▸ Activity: Lines in the data below that contain the word "true" are to be copied.

[Website and app data records]
○ ○ ○ ○ ○ ○ ○

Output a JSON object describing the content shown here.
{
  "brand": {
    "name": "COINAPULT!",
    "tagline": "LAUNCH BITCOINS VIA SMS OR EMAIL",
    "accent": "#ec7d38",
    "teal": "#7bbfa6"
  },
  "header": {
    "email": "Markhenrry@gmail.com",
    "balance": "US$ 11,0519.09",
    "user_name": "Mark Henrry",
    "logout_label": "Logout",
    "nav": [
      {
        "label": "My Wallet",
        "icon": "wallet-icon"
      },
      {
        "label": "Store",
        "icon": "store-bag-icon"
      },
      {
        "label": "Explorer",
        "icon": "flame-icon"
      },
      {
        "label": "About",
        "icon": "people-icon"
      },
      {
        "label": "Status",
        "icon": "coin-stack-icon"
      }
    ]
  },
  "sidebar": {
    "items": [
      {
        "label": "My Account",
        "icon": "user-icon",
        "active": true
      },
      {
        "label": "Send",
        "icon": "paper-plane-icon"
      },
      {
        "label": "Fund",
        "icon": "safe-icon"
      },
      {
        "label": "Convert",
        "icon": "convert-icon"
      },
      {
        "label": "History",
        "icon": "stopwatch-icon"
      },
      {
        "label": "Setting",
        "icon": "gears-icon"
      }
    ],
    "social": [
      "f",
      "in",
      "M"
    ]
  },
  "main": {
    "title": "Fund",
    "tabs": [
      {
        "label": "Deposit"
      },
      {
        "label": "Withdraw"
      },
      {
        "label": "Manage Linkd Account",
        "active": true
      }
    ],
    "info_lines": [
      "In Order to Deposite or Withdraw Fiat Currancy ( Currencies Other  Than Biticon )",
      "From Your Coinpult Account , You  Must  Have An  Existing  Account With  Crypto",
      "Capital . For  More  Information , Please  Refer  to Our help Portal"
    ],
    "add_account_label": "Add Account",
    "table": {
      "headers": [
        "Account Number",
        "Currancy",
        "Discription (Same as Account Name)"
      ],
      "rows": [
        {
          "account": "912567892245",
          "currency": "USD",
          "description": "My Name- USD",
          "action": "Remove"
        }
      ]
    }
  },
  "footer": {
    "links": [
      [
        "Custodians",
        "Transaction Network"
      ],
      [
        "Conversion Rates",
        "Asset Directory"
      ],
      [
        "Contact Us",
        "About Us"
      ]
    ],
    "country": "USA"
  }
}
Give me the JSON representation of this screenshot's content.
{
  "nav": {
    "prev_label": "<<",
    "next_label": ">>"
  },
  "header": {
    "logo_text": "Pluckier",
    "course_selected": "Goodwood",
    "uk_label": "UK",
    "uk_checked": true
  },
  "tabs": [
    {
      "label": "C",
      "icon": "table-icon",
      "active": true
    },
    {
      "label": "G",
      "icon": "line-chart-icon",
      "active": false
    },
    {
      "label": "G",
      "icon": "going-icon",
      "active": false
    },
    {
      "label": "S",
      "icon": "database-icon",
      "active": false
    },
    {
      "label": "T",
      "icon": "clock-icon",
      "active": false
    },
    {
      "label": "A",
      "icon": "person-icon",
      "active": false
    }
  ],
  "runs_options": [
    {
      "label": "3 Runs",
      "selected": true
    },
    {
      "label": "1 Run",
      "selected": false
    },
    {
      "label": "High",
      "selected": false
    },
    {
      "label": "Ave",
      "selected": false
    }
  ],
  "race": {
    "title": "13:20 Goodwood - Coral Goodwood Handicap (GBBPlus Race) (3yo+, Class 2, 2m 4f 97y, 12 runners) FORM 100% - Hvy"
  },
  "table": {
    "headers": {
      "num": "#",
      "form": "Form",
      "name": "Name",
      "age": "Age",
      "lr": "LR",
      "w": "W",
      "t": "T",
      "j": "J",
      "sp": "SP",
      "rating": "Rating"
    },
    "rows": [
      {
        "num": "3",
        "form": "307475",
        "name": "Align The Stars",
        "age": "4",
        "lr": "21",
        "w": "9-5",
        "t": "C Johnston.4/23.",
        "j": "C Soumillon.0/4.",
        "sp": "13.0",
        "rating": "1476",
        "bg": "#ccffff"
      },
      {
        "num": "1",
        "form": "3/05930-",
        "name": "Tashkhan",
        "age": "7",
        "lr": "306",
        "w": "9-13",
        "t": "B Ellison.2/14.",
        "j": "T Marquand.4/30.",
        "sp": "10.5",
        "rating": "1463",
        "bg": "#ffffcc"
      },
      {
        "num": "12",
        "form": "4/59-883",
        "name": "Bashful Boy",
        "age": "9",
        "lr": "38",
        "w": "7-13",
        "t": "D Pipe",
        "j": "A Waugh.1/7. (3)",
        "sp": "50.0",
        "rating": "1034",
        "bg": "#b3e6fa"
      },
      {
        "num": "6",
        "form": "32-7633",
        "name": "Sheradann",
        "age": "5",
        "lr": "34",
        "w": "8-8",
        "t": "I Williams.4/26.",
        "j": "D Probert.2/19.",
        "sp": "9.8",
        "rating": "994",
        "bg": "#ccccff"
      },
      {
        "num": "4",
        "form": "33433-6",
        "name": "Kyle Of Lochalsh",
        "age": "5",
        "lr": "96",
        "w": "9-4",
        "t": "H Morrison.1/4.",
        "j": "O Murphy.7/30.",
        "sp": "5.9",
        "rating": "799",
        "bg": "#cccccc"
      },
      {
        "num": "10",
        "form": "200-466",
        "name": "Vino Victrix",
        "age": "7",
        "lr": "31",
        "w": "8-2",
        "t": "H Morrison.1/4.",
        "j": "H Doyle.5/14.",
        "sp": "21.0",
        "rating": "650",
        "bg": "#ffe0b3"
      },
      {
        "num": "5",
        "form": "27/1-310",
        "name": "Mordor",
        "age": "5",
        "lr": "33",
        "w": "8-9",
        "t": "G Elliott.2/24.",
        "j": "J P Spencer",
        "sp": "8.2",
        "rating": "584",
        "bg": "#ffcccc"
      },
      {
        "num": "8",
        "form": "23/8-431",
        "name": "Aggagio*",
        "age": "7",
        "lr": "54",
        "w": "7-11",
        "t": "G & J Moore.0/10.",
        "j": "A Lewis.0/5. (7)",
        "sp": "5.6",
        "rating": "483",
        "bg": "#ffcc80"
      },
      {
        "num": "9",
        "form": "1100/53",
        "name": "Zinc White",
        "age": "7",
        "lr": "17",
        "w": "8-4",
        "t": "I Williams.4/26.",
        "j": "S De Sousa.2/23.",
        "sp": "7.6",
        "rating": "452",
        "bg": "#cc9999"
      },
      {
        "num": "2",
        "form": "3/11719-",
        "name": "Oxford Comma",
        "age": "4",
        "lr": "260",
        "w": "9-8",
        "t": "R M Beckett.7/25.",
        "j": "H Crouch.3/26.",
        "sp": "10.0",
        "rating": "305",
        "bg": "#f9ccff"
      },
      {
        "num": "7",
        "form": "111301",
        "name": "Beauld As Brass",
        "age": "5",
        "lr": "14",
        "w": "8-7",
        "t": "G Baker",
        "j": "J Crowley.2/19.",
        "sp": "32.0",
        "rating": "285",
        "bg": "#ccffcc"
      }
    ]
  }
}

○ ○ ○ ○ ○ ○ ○

▸ Your solution:
        "active": true
        "active": true
    "uk_checked": true
      "active": true
      "selected": true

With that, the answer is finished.